PROBLEM: In the data, find each line where the word "Stores" appears and list that line.

+++ DATA FOR THIS EXERCISE

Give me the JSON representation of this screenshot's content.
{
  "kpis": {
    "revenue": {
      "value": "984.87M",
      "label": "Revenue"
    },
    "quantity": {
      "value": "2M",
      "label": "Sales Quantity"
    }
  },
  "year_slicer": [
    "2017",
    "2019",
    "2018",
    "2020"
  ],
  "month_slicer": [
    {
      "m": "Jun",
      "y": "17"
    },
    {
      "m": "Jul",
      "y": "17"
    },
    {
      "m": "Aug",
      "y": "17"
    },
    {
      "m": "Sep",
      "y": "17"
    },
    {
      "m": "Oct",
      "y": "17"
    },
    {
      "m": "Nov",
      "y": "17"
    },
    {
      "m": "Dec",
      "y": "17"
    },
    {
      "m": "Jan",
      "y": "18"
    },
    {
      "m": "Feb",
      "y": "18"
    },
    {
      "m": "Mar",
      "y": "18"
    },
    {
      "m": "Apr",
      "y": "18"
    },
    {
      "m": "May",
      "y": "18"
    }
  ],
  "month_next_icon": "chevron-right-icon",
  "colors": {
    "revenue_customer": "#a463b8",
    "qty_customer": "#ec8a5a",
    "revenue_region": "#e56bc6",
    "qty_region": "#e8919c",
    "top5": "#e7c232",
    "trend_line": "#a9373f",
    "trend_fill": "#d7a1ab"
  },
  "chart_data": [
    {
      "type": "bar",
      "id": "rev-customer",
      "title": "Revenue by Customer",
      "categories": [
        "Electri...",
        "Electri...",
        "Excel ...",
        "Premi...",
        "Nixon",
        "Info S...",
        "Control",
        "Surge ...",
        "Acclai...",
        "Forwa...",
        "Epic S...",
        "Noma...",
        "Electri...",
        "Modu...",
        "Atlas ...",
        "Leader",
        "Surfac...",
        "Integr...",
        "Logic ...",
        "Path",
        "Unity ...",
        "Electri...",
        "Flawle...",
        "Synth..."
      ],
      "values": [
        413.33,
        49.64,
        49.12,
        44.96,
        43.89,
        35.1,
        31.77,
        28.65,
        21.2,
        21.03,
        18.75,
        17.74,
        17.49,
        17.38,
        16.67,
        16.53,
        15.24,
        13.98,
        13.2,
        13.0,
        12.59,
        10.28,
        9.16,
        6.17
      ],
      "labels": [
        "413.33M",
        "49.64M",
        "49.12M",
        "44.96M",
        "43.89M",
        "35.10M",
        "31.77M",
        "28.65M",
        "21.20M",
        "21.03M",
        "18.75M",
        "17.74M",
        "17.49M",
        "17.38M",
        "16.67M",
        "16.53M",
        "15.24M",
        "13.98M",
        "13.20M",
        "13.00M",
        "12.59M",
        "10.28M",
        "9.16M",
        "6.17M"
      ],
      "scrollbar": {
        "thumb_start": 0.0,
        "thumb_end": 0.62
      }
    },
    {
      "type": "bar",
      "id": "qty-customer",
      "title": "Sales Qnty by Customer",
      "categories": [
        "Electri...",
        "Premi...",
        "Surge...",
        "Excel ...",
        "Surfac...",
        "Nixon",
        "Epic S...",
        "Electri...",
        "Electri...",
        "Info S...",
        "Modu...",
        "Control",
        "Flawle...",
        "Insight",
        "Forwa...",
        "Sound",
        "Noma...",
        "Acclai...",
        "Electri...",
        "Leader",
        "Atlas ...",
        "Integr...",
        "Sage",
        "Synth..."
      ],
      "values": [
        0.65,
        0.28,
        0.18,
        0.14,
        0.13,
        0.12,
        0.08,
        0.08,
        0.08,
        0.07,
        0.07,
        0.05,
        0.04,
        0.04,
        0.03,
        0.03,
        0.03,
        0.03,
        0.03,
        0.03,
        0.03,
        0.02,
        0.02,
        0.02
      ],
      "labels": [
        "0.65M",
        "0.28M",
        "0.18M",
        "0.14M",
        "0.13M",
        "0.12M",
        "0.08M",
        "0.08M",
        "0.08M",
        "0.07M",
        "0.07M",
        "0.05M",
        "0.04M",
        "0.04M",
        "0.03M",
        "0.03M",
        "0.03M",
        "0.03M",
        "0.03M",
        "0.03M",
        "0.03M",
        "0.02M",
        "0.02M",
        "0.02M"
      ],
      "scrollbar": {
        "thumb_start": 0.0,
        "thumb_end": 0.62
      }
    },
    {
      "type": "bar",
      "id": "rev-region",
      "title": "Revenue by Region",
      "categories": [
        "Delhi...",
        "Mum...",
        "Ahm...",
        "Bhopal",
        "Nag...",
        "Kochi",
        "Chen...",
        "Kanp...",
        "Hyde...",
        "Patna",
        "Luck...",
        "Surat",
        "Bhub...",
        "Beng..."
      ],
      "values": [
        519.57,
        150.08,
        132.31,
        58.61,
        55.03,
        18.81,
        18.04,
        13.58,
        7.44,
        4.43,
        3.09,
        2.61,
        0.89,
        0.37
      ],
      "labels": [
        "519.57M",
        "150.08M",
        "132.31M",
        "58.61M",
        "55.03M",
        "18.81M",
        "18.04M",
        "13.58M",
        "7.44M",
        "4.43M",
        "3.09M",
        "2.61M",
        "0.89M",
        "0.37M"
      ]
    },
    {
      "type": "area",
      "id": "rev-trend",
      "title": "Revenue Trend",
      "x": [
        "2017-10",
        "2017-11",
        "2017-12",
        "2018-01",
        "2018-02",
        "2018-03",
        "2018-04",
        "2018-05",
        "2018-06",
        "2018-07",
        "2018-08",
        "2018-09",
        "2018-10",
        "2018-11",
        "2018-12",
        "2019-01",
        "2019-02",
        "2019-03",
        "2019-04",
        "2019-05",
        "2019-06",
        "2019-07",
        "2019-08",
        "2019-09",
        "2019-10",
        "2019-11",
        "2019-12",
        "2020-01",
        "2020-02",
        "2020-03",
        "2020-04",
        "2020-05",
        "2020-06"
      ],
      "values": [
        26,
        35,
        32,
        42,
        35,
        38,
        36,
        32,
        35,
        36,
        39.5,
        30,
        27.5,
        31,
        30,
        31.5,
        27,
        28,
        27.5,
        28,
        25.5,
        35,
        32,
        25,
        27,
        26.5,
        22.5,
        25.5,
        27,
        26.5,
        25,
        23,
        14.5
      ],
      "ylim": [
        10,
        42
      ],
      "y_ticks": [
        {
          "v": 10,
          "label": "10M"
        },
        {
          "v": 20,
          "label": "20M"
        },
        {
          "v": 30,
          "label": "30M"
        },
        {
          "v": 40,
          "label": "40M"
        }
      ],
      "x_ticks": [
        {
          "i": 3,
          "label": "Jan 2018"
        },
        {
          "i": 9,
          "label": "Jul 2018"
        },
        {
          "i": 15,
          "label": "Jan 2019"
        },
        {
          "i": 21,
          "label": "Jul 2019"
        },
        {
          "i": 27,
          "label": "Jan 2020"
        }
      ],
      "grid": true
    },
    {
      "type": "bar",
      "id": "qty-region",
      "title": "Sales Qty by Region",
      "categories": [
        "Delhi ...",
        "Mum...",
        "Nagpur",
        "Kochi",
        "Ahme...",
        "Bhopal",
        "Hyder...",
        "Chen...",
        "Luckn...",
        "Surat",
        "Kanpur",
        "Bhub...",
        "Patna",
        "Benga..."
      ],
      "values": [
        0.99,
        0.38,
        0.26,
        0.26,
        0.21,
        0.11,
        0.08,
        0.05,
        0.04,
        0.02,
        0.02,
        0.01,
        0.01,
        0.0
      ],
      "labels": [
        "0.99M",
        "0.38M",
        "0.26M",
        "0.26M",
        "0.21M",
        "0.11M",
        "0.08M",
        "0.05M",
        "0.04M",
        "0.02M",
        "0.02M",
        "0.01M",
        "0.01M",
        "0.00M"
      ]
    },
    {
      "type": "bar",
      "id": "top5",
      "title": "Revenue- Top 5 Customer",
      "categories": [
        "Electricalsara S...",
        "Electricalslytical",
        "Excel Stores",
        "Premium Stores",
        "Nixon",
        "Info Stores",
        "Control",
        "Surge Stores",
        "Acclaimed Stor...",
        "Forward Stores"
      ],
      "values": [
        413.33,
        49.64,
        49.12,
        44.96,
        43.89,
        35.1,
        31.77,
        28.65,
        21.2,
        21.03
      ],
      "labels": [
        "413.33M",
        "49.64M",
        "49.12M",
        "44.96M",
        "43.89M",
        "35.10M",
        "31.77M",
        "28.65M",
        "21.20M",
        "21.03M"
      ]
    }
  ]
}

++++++

ANSWER:
        "Excel Stores",
        "Premium Stores",
        "Info Stores",
        "Surge Stores",
        "Forward Stores"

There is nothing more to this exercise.